§ TRY IT
From the entries below, count the lines holding the word "border" and give nothing but the number.

*** RECORD EXCERPTS

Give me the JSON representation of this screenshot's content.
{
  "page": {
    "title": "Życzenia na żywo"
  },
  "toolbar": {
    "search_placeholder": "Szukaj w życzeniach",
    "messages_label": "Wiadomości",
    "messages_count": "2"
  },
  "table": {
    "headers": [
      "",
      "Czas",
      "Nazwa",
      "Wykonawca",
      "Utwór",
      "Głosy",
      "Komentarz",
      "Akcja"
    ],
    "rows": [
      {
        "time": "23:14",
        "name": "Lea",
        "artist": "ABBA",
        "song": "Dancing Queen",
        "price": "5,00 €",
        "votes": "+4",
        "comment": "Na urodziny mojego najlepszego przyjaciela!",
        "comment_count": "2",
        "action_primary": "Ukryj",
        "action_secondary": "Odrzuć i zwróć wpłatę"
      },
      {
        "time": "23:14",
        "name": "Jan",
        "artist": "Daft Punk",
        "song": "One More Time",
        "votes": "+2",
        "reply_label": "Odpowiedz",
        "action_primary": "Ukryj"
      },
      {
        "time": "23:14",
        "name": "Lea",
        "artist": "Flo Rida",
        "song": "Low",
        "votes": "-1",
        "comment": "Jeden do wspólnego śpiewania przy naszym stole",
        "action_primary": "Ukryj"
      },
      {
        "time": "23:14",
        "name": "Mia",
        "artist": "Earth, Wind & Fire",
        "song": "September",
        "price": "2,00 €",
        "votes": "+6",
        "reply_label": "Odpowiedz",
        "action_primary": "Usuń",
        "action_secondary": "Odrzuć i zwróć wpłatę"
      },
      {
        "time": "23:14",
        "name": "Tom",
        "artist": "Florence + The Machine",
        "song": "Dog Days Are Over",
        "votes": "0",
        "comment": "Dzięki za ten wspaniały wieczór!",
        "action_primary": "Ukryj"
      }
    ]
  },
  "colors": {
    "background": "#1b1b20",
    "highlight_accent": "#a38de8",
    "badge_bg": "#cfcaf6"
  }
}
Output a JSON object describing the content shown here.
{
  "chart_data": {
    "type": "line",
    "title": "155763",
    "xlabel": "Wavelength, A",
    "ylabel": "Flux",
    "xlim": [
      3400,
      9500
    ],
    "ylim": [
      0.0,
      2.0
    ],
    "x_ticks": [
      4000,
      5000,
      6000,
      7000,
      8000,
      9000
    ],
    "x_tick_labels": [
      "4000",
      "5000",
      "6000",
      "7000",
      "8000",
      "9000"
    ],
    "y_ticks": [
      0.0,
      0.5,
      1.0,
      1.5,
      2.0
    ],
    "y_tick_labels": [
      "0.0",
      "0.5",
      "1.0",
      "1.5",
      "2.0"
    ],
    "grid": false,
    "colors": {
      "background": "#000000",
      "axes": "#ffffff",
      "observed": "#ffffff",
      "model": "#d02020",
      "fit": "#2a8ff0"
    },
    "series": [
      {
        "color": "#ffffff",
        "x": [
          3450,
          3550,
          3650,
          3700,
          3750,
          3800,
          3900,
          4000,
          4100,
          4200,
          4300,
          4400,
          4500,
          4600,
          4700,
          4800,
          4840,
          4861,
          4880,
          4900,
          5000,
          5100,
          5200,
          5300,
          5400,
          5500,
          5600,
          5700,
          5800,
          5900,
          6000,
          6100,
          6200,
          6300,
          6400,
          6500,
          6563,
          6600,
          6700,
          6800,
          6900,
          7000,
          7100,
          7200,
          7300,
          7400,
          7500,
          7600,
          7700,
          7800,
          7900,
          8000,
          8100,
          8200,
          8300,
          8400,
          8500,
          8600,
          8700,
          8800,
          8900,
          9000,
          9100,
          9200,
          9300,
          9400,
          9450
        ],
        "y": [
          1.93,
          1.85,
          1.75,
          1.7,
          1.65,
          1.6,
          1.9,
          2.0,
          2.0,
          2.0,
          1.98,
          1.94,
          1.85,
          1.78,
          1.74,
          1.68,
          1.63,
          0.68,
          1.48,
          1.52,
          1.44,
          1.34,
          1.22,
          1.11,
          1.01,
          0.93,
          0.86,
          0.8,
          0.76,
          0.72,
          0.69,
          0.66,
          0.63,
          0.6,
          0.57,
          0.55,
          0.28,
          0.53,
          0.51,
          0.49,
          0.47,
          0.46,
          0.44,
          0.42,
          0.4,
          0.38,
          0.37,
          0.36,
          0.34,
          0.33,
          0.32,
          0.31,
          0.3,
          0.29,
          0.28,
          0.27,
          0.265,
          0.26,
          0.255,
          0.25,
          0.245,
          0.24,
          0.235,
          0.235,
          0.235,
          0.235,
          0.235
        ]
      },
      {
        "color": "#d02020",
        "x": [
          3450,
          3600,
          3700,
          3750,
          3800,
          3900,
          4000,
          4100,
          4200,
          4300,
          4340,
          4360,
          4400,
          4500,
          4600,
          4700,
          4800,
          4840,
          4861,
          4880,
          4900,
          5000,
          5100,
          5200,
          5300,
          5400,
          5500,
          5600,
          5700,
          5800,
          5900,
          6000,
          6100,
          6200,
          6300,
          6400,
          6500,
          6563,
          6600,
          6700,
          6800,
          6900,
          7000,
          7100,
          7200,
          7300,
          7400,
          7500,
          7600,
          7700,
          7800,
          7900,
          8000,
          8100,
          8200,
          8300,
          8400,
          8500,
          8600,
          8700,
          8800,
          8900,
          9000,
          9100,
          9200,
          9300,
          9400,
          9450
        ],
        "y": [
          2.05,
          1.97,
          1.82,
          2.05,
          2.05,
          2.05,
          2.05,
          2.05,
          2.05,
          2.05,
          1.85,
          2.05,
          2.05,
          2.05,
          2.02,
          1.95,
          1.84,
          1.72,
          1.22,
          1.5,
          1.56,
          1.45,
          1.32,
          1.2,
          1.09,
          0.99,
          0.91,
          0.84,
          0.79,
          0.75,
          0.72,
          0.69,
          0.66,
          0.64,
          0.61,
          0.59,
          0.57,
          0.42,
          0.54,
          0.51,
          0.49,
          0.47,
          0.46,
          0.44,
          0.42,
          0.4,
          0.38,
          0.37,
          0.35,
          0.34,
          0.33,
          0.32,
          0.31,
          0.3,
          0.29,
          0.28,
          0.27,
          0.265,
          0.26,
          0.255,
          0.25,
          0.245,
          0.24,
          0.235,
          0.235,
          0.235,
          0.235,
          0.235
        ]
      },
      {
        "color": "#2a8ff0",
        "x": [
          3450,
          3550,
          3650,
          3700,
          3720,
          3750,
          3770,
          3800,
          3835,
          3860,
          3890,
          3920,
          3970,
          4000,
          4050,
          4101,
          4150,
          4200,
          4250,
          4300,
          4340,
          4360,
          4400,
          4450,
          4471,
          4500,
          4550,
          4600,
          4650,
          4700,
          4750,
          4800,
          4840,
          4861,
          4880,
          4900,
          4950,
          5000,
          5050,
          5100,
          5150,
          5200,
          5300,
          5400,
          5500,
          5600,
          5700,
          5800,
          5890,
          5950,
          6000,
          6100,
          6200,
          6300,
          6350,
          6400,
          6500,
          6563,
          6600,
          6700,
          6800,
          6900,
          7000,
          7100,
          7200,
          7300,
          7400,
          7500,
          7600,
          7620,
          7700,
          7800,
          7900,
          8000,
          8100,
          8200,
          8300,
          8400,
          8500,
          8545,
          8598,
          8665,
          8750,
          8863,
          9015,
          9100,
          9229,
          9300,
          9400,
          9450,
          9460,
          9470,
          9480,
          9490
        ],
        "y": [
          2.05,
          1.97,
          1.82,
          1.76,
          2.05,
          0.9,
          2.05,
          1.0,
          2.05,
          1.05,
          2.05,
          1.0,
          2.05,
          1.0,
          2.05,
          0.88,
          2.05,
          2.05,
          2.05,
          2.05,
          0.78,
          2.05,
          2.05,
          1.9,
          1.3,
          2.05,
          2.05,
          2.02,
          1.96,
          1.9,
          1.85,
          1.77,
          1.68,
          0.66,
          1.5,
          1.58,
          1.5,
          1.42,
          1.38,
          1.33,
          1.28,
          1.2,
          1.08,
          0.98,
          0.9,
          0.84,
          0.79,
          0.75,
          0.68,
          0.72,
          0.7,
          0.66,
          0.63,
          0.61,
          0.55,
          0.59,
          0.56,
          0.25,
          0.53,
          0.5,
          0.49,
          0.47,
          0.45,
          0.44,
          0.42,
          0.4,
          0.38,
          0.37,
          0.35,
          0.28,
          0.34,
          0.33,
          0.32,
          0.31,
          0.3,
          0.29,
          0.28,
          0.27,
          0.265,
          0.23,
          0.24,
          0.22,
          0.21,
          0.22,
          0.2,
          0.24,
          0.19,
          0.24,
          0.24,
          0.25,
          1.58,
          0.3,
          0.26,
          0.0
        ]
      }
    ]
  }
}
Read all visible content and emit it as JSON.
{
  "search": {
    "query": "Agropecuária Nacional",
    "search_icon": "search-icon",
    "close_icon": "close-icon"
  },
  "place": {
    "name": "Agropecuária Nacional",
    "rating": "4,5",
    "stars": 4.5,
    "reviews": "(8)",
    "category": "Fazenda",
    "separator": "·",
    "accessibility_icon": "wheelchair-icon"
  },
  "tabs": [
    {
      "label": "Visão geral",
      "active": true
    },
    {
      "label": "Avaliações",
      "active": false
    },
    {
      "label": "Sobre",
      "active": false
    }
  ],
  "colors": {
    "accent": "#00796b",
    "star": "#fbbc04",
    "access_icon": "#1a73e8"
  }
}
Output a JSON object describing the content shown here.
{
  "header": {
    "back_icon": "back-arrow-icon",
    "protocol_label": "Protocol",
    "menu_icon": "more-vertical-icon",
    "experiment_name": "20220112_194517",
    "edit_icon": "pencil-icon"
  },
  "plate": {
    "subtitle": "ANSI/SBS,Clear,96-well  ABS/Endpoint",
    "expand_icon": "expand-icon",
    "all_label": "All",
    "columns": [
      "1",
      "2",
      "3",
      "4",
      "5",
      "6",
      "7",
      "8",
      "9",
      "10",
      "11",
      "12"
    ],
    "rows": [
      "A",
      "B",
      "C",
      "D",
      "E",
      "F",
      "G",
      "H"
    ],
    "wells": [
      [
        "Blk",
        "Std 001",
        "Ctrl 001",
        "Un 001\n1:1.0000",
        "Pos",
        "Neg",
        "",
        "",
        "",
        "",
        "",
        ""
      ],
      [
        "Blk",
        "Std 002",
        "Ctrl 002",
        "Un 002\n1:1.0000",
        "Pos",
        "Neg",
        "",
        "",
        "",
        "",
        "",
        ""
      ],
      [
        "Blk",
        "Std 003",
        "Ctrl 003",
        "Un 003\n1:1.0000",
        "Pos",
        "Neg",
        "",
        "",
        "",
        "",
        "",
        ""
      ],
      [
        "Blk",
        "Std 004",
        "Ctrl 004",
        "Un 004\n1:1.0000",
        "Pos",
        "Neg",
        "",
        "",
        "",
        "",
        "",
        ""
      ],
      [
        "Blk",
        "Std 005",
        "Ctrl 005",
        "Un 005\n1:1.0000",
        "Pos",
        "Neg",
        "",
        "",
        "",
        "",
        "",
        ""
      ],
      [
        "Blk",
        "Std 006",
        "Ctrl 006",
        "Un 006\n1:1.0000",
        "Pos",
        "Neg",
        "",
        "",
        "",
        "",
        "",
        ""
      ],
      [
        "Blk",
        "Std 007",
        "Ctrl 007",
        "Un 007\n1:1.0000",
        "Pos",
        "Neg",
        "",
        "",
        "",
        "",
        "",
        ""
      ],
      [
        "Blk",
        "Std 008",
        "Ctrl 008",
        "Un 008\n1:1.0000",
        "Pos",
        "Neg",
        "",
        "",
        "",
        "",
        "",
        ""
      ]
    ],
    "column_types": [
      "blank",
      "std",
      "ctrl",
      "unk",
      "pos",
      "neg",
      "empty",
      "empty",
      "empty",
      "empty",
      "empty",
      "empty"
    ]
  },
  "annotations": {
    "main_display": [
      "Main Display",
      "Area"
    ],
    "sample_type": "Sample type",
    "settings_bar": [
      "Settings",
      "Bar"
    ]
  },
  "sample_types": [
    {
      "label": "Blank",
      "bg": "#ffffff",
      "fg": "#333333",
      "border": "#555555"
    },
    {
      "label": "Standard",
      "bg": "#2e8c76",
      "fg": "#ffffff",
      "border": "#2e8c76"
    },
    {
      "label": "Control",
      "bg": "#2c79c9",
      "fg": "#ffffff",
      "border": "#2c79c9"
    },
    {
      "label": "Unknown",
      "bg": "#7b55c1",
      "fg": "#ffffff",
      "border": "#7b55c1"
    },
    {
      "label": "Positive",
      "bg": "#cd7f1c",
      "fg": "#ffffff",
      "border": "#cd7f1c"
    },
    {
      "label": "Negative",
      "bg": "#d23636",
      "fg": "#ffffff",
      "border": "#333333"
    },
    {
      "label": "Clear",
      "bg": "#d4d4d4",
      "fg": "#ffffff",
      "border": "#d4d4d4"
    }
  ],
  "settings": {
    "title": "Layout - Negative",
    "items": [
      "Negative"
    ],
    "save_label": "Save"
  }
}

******

§ EXERCISE RESPONSE
7